We recognize authority based on whether we feel we could attain authority by the rules by which the authority was obtained.
If we agree with the rules by which authority is obtained, and someone follows those rules and thereby attains authority, we are more likely willing to recognize the right of the person to have authority. It’s when people usurp authority by bending, breaking, or ignoring the rules that we cry foul. This aphorism states that the rules for attaining authority need to be clear, and they need to be followed, if such authority is to have any credence with those who are expected to submit to it. It does not address whether the rules are fair, right, or good—or whether the authority itself is necessary or justified. It also does not advise as to how the authority should be exercised. It does say this: If you are in a leadership position and your subordinates do not appear to want to follow your lead, consider the means by which you attained your authority. If the process lacked veracity, such that your subordinates might logically conclude that they could not fill your shoes even if they had demonstrated the requisite skills and followed the rules for advancement as commonly understood, you will either need to determine how to earn and merit their respect, or consider whether you should be where you are.

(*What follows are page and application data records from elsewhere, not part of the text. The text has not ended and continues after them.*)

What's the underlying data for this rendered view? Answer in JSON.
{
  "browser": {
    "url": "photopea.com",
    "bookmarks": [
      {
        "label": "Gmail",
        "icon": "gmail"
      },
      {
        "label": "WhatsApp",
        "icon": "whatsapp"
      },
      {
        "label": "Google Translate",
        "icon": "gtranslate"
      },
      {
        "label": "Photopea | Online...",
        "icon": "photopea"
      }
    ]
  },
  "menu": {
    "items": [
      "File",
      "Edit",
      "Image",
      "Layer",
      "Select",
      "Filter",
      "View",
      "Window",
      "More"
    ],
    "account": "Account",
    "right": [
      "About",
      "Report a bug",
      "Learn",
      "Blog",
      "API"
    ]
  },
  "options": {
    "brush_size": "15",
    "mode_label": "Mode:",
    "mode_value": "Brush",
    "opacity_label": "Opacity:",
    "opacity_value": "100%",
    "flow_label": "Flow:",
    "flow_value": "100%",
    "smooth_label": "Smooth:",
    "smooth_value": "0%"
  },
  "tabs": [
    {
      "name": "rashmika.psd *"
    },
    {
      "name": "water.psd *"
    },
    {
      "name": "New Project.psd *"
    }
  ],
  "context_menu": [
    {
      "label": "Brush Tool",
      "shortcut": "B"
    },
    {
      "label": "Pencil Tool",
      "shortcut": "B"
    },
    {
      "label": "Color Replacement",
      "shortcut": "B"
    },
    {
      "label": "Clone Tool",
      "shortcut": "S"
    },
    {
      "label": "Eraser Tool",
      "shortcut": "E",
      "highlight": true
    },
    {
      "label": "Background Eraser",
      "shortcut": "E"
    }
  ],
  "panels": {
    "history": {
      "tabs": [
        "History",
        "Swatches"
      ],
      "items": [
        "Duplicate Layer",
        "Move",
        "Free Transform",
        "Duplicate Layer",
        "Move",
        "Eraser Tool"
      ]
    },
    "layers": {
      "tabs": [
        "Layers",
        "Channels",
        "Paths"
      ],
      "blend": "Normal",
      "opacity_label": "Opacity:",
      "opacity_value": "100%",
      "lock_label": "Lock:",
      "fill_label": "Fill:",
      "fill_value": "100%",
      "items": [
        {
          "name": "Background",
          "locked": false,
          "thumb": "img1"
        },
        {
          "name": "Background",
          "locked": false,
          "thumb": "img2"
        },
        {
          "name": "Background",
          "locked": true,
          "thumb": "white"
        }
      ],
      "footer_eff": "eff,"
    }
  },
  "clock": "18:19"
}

One parting thought about rules: when in the wrong hands, rules can be deceptive and manipulative. If you want to get a large number of people to acquiesce to a questionable agenda, simply place rules around it. The appearance of order and predictability will cause people to become focused on the process and not the product, lulling them into ignoring the end result.